Supplied material:
- Opening Delimiter -

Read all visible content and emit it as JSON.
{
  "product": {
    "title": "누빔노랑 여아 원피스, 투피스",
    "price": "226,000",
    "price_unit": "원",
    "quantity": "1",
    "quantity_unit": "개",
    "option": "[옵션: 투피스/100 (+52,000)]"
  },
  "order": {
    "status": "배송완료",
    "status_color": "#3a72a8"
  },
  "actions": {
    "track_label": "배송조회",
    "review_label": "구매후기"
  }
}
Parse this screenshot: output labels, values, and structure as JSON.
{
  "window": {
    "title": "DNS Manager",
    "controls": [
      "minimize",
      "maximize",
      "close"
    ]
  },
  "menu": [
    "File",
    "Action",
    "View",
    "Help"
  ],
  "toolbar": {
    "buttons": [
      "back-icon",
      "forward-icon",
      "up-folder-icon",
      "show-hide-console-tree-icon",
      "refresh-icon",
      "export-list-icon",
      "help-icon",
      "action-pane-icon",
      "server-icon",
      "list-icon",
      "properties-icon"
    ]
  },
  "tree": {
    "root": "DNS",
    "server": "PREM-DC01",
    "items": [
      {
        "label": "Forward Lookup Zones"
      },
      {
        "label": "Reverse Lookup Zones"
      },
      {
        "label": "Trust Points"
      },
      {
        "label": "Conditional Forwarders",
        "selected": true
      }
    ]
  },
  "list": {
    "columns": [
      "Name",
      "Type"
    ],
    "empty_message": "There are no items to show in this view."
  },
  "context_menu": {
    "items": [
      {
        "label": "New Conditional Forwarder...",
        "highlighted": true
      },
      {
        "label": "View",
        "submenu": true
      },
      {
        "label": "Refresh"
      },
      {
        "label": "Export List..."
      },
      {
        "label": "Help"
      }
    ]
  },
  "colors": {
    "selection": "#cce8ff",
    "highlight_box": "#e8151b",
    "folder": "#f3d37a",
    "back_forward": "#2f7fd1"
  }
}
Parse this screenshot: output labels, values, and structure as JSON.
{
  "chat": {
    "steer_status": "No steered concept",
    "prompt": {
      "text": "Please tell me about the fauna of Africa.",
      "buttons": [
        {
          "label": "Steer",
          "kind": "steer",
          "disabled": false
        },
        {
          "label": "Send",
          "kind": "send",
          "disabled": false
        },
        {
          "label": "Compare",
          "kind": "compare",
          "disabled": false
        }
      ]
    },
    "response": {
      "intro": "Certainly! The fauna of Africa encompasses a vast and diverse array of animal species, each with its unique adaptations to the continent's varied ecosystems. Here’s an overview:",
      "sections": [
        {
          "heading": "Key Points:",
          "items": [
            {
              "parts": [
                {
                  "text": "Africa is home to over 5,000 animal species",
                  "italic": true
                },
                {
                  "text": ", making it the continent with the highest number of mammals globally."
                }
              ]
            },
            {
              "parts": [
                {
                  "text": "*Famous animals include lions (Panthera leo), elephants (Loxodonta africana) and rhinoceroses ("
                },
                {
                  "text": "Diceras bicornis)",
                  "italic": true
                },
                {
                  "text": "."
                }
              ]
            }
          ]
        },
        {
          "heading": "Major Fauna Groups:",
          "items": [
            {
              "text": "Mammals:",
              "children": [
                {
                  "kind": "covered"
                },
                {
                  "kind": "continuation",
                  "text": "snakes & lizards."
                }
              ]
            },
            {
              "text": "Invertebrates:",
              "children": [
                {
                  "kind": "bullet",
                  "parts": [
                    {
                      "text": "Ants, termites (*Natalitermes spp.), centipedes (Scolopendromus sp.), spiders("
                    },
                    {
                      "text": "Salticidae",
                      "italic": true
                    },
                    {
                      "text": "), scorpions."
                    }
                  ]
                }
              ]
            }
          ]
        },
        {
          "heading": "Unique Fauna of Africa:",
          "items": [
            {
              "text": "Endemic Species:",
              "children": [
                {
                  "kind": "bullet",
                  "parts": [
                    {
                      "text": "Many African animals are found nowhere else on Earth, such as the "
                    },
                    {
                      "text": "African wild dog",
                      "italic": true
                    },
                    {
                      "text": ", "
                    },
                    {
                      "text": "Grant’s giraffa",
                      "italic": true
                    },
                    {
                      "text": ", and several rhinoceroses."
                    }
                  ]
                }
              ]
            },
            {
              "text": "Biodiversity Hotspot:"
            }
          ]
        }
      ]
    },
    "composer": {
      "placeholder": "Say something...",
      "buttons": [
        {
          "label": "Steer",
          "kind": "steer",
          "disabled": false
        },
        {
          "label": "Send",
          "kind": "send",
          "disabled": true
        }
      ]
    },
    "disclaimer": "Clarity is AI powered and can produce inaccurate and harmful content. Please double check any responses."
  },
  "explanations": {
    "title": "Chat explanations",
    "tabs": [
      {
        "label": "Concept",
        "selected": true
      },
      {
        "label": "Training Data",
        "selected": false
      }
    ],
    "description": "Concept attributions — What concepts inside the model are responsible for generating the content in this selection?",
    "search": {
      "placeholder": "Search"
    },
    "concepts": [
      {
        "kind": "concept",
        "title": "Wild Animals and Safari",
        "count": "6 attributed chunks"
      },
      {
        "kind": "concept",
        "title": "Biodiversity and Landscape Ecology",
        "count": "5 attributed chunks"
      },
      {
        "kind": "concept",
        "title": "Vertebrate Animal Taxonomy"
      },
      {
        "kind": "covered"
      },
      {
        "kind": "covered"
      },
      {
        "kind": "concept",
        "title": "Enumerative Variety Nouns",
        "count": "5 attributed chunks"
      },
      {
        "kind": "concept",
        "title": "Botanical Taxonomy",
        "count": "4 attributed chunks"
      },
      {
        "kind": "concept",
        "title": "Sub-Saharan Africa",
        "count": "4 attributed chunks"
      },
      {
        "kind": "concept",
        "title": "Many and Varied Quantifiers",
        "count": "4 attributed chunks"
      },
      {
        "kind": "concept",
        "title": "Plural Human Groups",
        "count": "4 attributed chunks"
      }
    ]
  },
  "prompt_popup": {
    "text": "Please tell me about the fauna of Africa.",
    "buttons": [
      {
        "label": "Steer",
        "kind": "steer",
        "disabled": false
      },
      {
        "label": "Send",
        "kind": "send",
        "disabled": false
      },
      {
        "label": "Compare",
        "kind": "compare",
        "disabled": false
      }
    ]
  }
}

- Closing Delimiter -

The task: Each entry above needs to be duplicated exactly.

The completed task:
Read all visible content and emit it as JSON.
{
  "product": {
    "title": "누빔노랑 여아 원피스, 투피스",
    "price": "226,000",
    "price_unit": "원",
    "quantity": "1",
    "quantity_unit": "개",
    "option": "[옵션: 투피스/100 (+52,000)]"
  },
  "order": {
    "status": "배송완료",
    "status_color": "#3a72a8"
  },
  "actions": {
    "track_label": "배송조회",
    "review_label": "구매후기"
  }
}
Parse this screenshot: output labels, values, and structure as JSON.
{
  "window": {
    "title": "DNS Manager",
    "controls": [
      "minimize",
      "maximize",
      "close"
    ]
  },
  "menu": [
    "File",
    "Action",
    "View",
    "Help"
  ],
  "toolbar": {
    "buttons": [
      "back-icon",
      "forward-icon",
      "up-folder-icon",
      "show-hide-console-tree-icon",
      "refresh-icon",
      "export-list-icon",
      "help-icon",
      "action-pane-icon",
      "server-icon",
      "list-icon",
      "properties-icon"
    ]
  },
  "tree": {
    "root": "DNS",
    "server": "PREM-DC01",
    "items": [
      {
        "label": "Forward Lookup Zones"
      },
      {
        "label": "Reverse Lookup Zones"
      },
      {
        "label": "Trust Points"
      },
      {
        "label": "Conditional Forwarders",
        "selected": true
      }
    ]
  },
  "list": {
    "columns": [
      "Name",
      "Type"
    ],
    "empty_message": "There are no items to show in this view."
  },
  "context_menu": {
    "items": [
      {
        "label": "New Conditional Forwarder...",
        "highlighted": true
      },
      {
        "label": "View",
        "submenu": true
      },
      {
        "label": "Refresh"
      },
      {
        "label": "Export List..."
      },
      {
        "label": "Help"
      }
    ]
  },
  "colors": {
    "selection": "#cce8ff",
    "highlight_box": "#e8151b",
    "folder": "#f3d37a",
    "back_forward": "#2f7fd1"
  }
}
Parse this screenshot: output labels, values, and structure as JSON.
{
  "chat": {
    "steer_status": "No steered concept",
    "prompt": {
      "text": "Please tell me about the fauna of Africa.",
      "buttons": [
        {
          "label": "Steer",
          "kind": "steer",
          "disabled": false
        },
        {
          "label": "Send",
          "kind": "send",
          "disabled": false
        },
        {
          "label": "Compare",
          "kind": "compare",
          "disabled": false
        }
      ]
    },
    "response": {
      "intro": "Certainly! The fauna of Africa encompasses a vast and diverse array of animal species, each with its unique adaptations to the continent's varied ecosystems. Here’s an overview:",
      "sections": [
        {
          "heading": "Key Points:",
          "items": [
            {
              "parts": [
                {
                  "text": "Africa is home to over 5,000 animal species",
                  "italic": true
                },
                {
                  "text": ", making it the continent with the highest number of mammals globally."
                }
              ]
            },
            {
              "parts": [
                {
                  "text": "*Famous animals include lions (Panthera leo), elephants (Loxodonta africana) and rhinoceroses ("
                },
                {
                  "text": "Diceras bicornis)",
                  "italic": true
                },
                {
                  "text": "."
                }
              ]
            }
          ]
        },
        {
          "heading": "Major Fauna Groups:",
          "items": [
            {
              "text": "Mammals:",
              "children": [
                {
                  "kind": "covered"
                },
                {
                  "kind": "continuation",
                  "text": "snakes & lizards."
                }
              ]
            },
            {
              "text": "Invertebrates:",
              "children": [
                {
                  "kind": "bullet",
                  "parts": [
                    {
                      "text": "Ants, termites (*Natalitermes spp.), centipedes (Scolopendromus sp.), spiders("
                    },
                    {
                      "text": "Salticidae",
                      "italic": true
                    },
                    {
                      "text": "), scorpions."
                    }
                  ]
                }
              ]
            }
          ]
        },
        {
          "heading": "Unique Fauna of Africa:",
          "items": [
            {
              "text": "Endemic Species:",
              "children": [
                {
                  "kind": "bullet",
                  "parts": [
                    {
                      "text": "Many African animals are found nowhere else on Earth, such as the "
                    },
                    {
                      "text": "African wild dog",
                      "italic": true
                    },
                    {
                      "text": ", "
                    },
                    {
                      "text": "Grant’s giraffa",
                      "italic": true
                    },
                    {
                      "text": ", and several rhinoceroses."
                    }
                  ]
                }
              ]
            },
            {
              "text": "Biodiversity Hotspot:"
            }
          ]
        }
      ]
    },
    "composer": {
      "placeholder": "Say something...",
      "buttons": [
        {
          "label": "Steer",
          "kind": "steer",
          "disabled": false
        },
        {
          "label": "Send",
          "kind": "send",
          "disabled": true
        }
      ]
    },
    "disclaimer": "Clarity is AI powered and can produce inaccurate and harmful content. Please double check any responses."
  },
  "explanations": {
    "title": "Chat explanations",
    "tabs": [
      {
        "label": "Concept",
        "selected": true
      },
      {
        "label": "Training Data",
        "selected": false
      }
    ],
    "description": "Concept attributions — What concepts inside the model are responsible for generating the content in this selection?",
    "search": {
      "placeholder": "Search"
    },
    "concepts": [
      {
        "kind": "concept",
        "title": "Wild Animals and Safari",
        "count": "6 attributed chunks"
      },
      {
        "kind": "concept",
        "title": "Biodiversity and Landscape Ecology",
        "count": "5 attributed chunks"
      },
      {
        "kind": "concept",
        "title": "Vertebrate Animal Taxonomy"
      },
      {
        "kind": "covered"
      },
      {
        "kind": "covered"
      },
      {
        "kind": "concept",
        "title": "Enumerative Variety Nouns",
        "count": "5 attributed chunks"
      },
      {
        "kind": "concept",
        "title": "Botanical Taxonomy",
        "count": "4 attributed chunks"
      },
      {
        "kind": "concept",
        "title": "Sub-Saharan Africa",
        "count": "4 attributed chunks"
      },
      {
        "kind": "concept",
        "title": "Many and Varied Quantifiers",
        "count": "4 attributed chunks"
      },
      {
        "kind": "concept",
        "title": "Plural Human Groups",
        "count": "4 attributed chunks"
      }
    ]
  },
  "prompt_popup": {
    "text": "Please tell me about the fauna of Africa.",
    "buttons": [
      {
        "label": "Steer",
        "kind": "steer",
        "disabled": false
      },
      {
        "label": "Send",
        "kind": "send",
        "disabled": false
      },
      {
        "label": "Compare",
        "kind": "compare",
        "disabled": false
      }
    ]
  }
}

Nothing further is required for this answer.